YOUR INSTRUCTIONS —
Repeat every record exactly.

(Interface dataset entries)
+++

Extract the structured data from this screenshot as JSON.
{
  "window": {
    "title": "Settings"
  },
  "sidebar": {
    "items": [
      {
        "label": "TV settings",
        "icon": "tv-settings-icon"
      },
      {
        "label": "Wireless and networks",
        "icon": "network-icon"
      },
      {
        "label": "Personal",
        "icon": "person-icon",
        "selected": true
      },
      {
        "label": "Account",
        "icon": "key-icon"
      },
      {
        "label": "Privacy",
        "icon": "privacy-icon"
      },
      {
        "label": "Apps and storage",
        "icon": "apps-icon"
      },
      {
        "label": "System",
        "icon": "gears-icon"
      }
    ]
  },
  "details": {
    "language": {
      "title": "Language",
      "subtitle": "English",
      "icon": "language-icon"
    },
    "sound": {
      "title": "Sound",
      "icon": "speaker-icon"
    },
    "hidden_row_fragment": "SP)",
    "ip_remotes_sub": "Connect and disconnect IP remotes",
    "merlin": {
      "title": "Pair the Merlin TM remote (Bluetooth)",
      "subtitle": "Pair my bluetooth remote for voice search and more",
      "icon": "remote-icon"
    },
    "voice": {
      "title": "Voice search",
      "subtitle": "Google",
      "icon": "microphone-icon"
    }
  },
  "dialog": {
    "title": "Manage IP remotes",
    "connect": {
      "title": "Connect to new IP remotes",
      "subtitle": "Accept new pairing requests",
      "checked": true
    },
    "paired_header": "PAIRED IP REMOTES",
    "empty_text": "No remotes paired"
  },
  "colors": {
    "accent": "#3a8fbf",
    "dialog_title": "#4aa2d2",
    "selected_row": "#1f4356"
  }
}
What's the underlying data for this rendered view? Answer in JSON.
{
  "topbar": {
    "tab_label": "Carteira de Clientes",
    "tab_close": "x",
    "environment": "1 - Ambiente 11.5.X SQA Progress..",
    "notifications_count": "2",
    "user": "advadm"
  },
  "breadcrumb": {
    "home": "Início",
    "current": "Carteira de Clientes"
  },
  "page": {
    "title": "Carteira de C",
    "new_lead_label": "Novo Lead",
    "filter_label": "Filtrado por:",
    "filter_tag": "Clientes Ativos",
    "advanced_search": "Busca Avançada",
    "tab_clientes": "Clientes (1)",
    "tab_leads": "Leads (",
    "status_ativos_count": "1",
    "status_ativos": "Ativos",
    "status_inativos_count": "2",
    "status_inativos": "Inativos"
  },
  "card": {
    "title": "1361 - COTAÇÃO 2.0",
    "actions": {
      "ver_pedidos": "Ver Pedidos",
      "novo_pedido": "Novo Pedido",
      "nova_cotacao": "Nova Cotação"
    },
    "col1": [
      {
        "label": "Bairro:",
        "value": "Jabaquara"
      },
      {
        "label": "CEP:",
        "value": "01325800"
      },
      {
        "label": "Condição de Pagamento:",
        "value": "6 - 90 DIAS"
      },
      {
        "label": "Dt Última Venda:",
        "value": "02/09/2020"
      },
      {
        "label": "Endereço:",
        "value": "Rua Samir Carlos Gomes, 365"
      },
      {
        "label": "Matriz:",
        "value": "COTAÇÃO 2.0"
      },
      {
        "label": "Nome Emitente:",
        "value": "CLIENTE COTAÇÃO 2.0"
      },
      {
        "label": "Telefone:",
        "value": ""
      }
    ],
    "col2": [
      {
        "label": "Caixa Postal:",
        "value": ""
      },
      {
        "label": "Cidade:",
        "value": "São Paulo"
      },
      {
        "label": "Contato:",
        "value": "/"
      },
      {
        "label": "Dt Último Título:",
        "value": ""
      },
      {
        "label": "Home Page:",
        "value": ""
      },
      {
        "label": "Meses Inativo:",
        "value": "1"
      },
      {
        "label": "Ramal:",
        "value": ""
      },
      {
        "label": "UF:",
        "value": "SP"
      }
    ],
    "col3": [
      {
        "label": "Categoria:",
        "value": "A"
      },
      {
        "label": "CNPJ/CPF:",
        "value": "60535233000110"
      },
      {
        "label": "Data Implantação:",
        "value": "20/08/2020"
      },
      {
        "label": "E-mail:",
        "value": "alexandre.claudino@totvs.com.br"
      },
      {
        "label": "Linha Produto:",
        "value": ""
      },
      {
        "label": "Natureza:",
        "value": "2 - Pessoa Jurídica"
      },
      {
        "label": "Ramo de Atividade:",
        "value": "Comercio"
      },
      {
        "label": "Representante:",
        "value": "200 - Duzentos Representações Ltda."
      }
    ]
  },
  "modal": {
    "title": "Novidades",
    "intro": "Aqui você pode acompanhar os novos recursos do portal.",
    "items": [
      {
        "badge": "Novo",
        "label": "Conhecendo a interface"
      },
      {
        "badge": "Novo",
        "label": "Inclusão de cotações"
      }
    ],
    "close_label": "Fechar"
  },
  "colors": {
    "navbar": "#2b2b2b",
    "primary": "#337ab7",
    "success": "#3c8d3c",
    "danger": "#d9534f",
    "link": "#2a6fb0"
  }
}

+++

ANSWER TO THE PROBLEM —
Extract the structured data from this screenshot as JSON.
{
  "window": {
    "title": "Settings"
  },
  "sidebar": {
    "items": [
      {
        "label": "TV settings",
        "icon": "tv-settings-icon"
      },
      {
        "label": "Wireless and networks",
        "icon": "network-icon"
      },
      {
        "label": "Personal",
        "icon": "person-icon",
        "selected": true
      },
      {
        "label": "Account",
        "icon": "key-icon"
      },
      {
        "label": "Privacy",
        "icon": "privacy-icon"
      },
      {
        "label": "Apps and storage",
        "icon": "apps-icon"
      },
      {
        "label": "System",
        "icon": "gears-icon"
      }
    ]
  },
  "details": {
    "language": {
      "title": "Language",
      "subtitle": "English",
      "icon": "language-icon"
    },
    "sound": {
      "title": "Sound",
      "icon": "speaker-icon"
    },
    "hidden_row_fragment": "SP)",
    "ip_remotes_sub": "Connect and disconnect IP remotes",
    "merlin": {
      "title": "Pair the Merlin TM remote (Bluetooth)",
      "subtitle": "Pair my bluetooth remote for voice search and more",
      "icon": "remote-icon"
    },
    "voice": {
      "title": "Voice search",
      "subtitle": "Google",
      "icon": "microphone-icon"
    }
  },
  "dialog": {
    "title": "Manage IP remotes",
    "connect": {
      "title": "Connect to new IP remotes",
      "subtitle": "Accept new pairing requests",
      "checked": true
    },
    "paired_header": "PAIRED IP REMOTES",
    "empty_text": "No remotes paired"
  },
  "colors": {
    "accent": "#3a8fbf",
    "dialog_title": "#4aa2d2",
    "selected_row": "#1f4356"
  }
}
What's the underlying data for this rendered view? Answer in JSON.
{
  "topbar": {
    "tab_label": "Carteira de Clientes",
    "tab_close": "x",
    "environment": "1 - Ambiente 11.5.X SQA Progress..",
    "notifications_count": "2",
    "user": "advadm"
  },
  "breadcrumb": {
    "home": "Início",
    "current": "Carteira de Clientes"
  },
  "page": {
    "title": "Carteira de C",
    "new_lead_label": "Novo Lead",
    "filter_label": "Filtrado por:",
    "filter_tag": "Clientes Ativos",
    "advanced_search": "Busca Avançada",
    "tab_clientes": "Clientes (1)",
    "tab_leads": "Leads (",
    "status_ativos_count": "1",
    "status_ativos": "Ativos",
    "status_inativos_count": "2",
    "status_inativos": "Inativos"
  },
  "card": {
    "title": "1361 - COTAÇÃO 2.0",
    "actions": {
      "ver_pedidos": "Ver Pedidos",
      "novo_pedido": "Novo Pedido",
      "nova_cotacao": "Nova Cotação"
    },
    "col1": [
      {
        "label": "Bairro:",
        "value": "Jabaquara"
      },
      {
        "label": "CEP:",
        "value": "01325800"
      },
      {
        "label": "Condição de Pagamento:",
        "value": "6 - 90 DIAS"
      },
      {
        "label": "Dt Última Venda:",
        "value": "02/09/2020"
      },
      {
        "label": "Endereço:",
        "value": "Rua Samir Carlos Gomes, 365"
      },
      {
        "label": "Matriz:",
        "value": "COTAÇÃO 2.0"
      },
      {
        "label": "Nome Emitente:",
        "value": "CLIENTE COTAÇÃO 2.0"
      },
      {
        "label": "Telefone:",
        "value": ""
      }
    ],
    "col2": [
      {
        "label": "Caixa Postal:",
        "value": ""
      },
      {
        "label": "Cidade:",
        "value": "São Paulo"
      },
      {
        "label": "Contato:",
        "value": "/"
      },
      {
        "label": "Dt Último Título:",
        "value": ""
      },
      {
        "label": "Home Page:",
        "value": ""
      },
      {
        "label": "Meses Inativo:",
        "value": "1"
      },
      {
        "label": "Ramal:",
        "value": ""
      },
      {
        "label": "UF:",
        "value": "SP"
      }
    ],
    "col3": [
      {
        "label": "Categoria:",
        "value": "A"
      },
      {
        "label": "CNPJ/CPF:",
        "value": "60535233000110"
      },
      {
        "label": "Data Implantação:",
        "value": "20/08/2020"
      },
      {
        "label": "E-mail:",
        "value": "alexandre.claudino@totvs.com.br"
      },
      {
        "label": "Linha Produto:",
        "value": ""
      },
      {
        "label": "Natureza:",
        "value": "2 - Pessoa Jurídica"
      },
      {
        "label": "Ramo de Atividade:",
        "value": "Comercio"
      },
      {
        "label": "Representante:",
        "value": "200 - Duzentos Representações Ltda."
      }
    ]
  },
  "modal": {
    "title": "Novidades",
    "intro": "Aqui você pode acompanhar os novos recursos do portal.",
    "items": [
      {
        "badge": "Novo",
        "label": "Conhecendo a interface"
      },
      {
        "badge": "Novo",
        "label": "Inclusão de cotações"
      }
    ],
    "close_label": "Fechar"
  },
  "colors": {
    "navbar": "#2b2b2b",
    "primary": "#337ab7",
    "success": "#3c8d3c",
    "danger": "#d9534f",
    "link": "#2a6fb0"
  }
}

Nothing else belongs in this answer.